• **YOUR INSTRUCTIONS**
Would you restate all of the entries verbatim, minus any images?

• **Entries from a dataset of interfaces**

- - -

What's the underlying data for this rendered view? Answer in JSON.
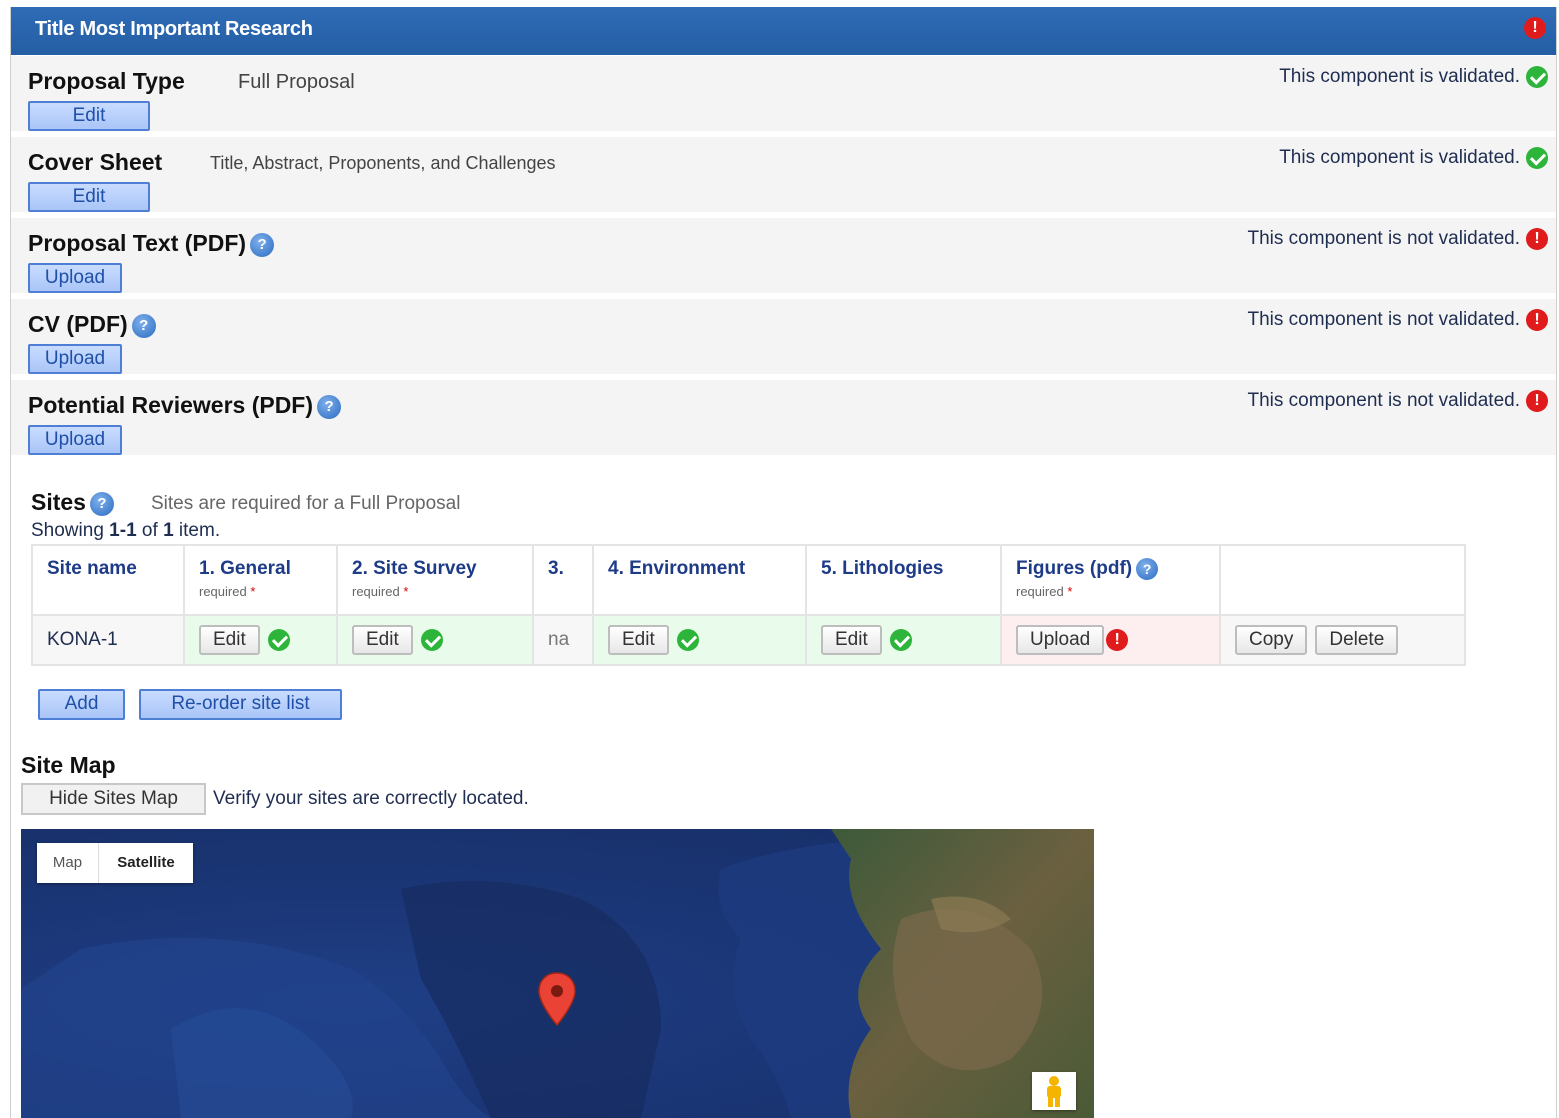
{
  "header": {
    "title": "Title Most Important Research",
    "alert_icon": "exclamation-icon"
  },
  "components": [
    {
      "name": "Proposal Type",
      "desc": "Full Proposal",
      "button": "Edit",
      "status": "This component is validated.",
      "validated": true
    },
    {
      "name": "Cover Sheet",
      "desc": "Title, Abstract, Proponents, and Challenges",
      "button": "Edit",
      "status": "This component is validated.",
      "validated": true
    },
    {
      "name": "Proposal Text (PDF)",
      "desc": "",
      "button": "Upload",
      "status": "This component is not validated.",
      "validated": false
    },
    {
      "name": "CV (PDF)",
      "desc": "",
      "button": "Upload",
      "status": "This component is not validated.",
      "validated": false
    },
    {
      "name": "Potential Reviewers (PDF)",
      "desc": "",
      "button": "Upload",
      "status": "This component is not validated.",
      "validated": false
    }
  ],
  "sites": {
    "title": "Sites",
    "requirement": "Sites are required for a Full Proposal",
    "showing_prefix": "Showing",
    "showing_range": "1-1",
    "showing_of": "of",
    "showing_count": "1",
    "showing_suffix": "item.",
    "columns": [
      {
        "label": "Site name",
        "sub": ""
      },
      {
        "label": "1. General",
        "sub": "required"
      },
      {
        "label": "2. Site Survey",
        "sub": "required"
      },
      {
        "label": "3.",
        "sub": ""
      },
      {
        "label": "4. Environment",
        "sub": ""
      },
      {
        "label": "5. Lithologies",
        "sub": ""
      },
      {
        "label": "Figures (pdf)",
        "sub": "required"
      },
      {
        "label": "",
        "sub": ""
      }
    ],
    "required_mark": "*",
    "row": {
      "site_name": "KONA-1",
      "general_btn": "Edit",
      "survey_btn": "Edit",
      "col3": "na",
      "environment_btn": "Edit",
      "lithologies_btn": "Edit",
      "figures_btn": "Upload",
      "copy_btn": "Copy",
      "delete_btn": "Delete"
    },
    "add_btn": "Add",
    "reorder_btn": "Re-order site list"
  },
  "site_map": {
    "title": "Site Map",
    "hide_btn": "Hide Sites Map",
    "verify_text": "Verify your sites are correctly located.",
    "map_tab": "Map",
    "satellite_tab": "Satellite"
  },
  "colors": {
    "header_blue": "#2a64ad",
    "validated_green": "#2cb53a",
    "error_red": "#e01b1b",
    "ok_cell_bg": "#e9fbea",
    "bad_cell_bg": "#fdeef0"
  }
}
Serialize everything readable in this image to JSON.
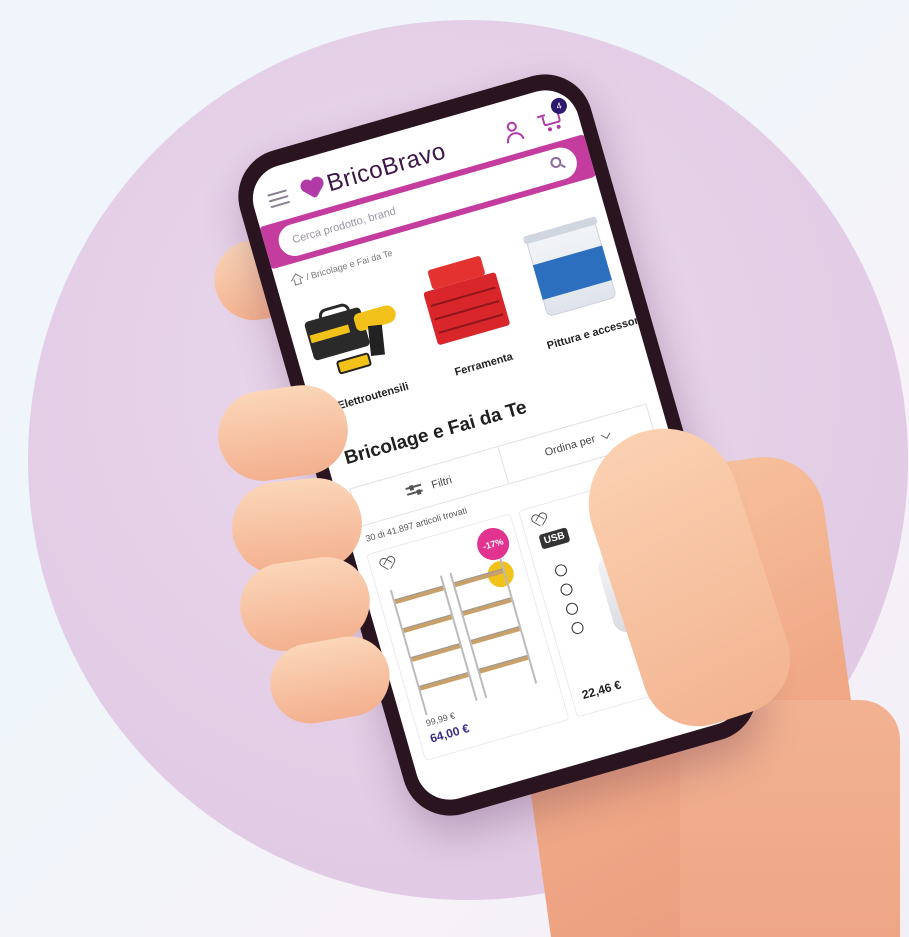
{
  "app": {
    "brand": "BricoBravo",
    "cart_count": "4",
    "brand_color": "#b13aa6",
    "accent_color": "#c53c9f"
  },
  "search": {
    "placeholder": "Cerca prodotto, brand"
  },
  "breadcrumb": {
    "label": "/ Bricolage e Fai da Te"
  },
  "categories": [
    {
      "label": "Elettroutensili",
      "icon": "power-tools"
    },
    {
      "label": "Ferramenta",
      "icon": "toolbox"
    },
    {
      "label": "Pittura e accessori",
      "icon": "paint-bucket"
    }
  ],
  "page": {
    "title": "Bricolage e Fai da Te",
    "filter_label": "Filtri",
    "sort_label": "Ordina per",
    "results_text": "30 di 41.897 articoli trovati"
  },
  "products": [
    {
      "badge": "-17%",
      "old_price": "99,99 €",
      "price": "64,00 €",
      "image": "metal-shelving"
    },
    {
      "badge": "USB",
      "price": "22,46 €",
      "image": "mosquito-lamp"
    }
  ]
}
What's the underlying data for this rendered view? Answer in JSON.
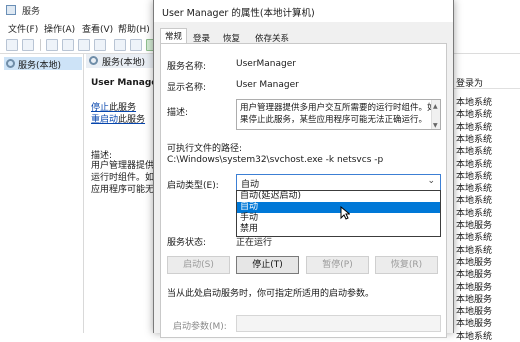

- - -

• **EXERCISE RESULT**
What's the underlying data for this rendered view? Answer in JSON.
{
  "header": {
    "title": "Title Most Important Research",
    "alert_icon": "exclamation-icon"
  },
  "components": [
    {
      "name": "Proposal Type",
      "desc": "Full Proposal",
      "button": "Edit",
      "status": "This component is validated.",
      "validated": true
    },
    {
      "name": "Cover Sheet",
      "desc": "Title, Abstract, Proponents, and Challenges",
      "button": "Edit",
      "status": "This component is validated.",
      "validated": true
    },
    {
      "name": "Proposal Text (PDF)",
      "desc": "",
      "button": "Upload",
      "status": "This component is not validated.",
      "validated": false
    },
    {
      "name": "CV (PDF)",
      "desc": "",
      "button": "Upload",
      "status": "This component is not validated.",
      "validated": false
    },
    {
      "name": "Potential Reviewers (PDF)",
      "desc": "",
      "button": "Upload",
      "status": "This component is not validated.",
      "validated": false
    }
  ],
  "sites": {
    "title": "Sites",
    "requirement": "Sites are required for a Full Proposal",
    "showing_prefix": "Showing",
    "showing_range": "1-1",
    "showing_of": "of",
    "showing_count": "1",
    "showing_suffix": "item.",
    "columns": [
      {
        "label": "Site name",
        "sub": ""
      },
      {
        "label": "1. General",
        "sub": "required"
      },
      {
        "label": "2. Site Survey",
        "sub": "required"
      },
      {
        "label": "3.",
        "sub": ""
      },
      {
        "label": "4. Environment",
        "sub": ""
      },
      {
        "label": "5. Lithologies",
        "sub": ""
      },
      {
        "label": "Figures (pdf)",
        "sub": "required"
      },
      {
        "label": "",
        "sub": ""
      }
    ],
    "required_mark": "*",
    "row": {
      "site_name": "KONA-1",
      "general_btn": "Edit",
      "survey_btn": "Edit",
      "col3": "na",
      "environment_btn": "Edit",
      "lithologies_btn": "Edit",
      "figures_btn": "Upload",
      "copy_btn": "Copy",
      "delete_btn": "Delete"
    },
    "add_btn": "Add",
    "reorder_btn": "Re-order site list"
  },
  "site_map": {
    "title": "Site Map",
    "hide_btn": "Hide Sites Map",
    "verify_text": "Verify your sites are correctly located.",
    "map_tab": "Map",
    "satellite_tab": "Satellite"
  },
  "colors": {
    "header_blue": "#2a64ad",
    "validated_green": "#2cb53a",
    "error_red": "#e01b1b",
    "ok_cell_bg": "#e9fbea",
    "bad_cell_bg": "#fdeef0"
  }
}
Serialize everything readable in this image to JSON.
{
  "app": {
    "brand": "BricoBravo",
    "cart_count": "4",
    "brand_color": "#b13aa6",
    "accent_color": "#c53c9f"
  },
  "search": {
    "placeholder": "Cerca prodotto, brand"
  },
  "breadcrumb": {
    "label": "/ Bricolage e Fai da Te"
  },
  "categories": [
    {
      "label": "Elettroutensili",
      "icon": "power-tools"
    },
    {
      "label": "Ferramenta",
      "icon": "toolbox"
    },
    {
      "label": "Pittura e accessori",
      "icon": "paint-bucket"
    }
  ],
  "page": {
    "title": "Bricolage e Fai da Te",
    "filter_label": "Filtri",
    "sort_label": "Ordina per",
    "results_text": "30 di 41.897 articoli trovati"
  },
  "products": [
    {
      "badge": "-17%",
      "old_price": "99,99 €",
      "price": "64,00 €",
      "image": "metal-shelving"
    },
    {
      "badge": "USB",
      "price": "22,46 €",
      "image": "mosquito-lamp"
    }
  ]
}
What's the underlying data for this rendered view? Answer in JSON.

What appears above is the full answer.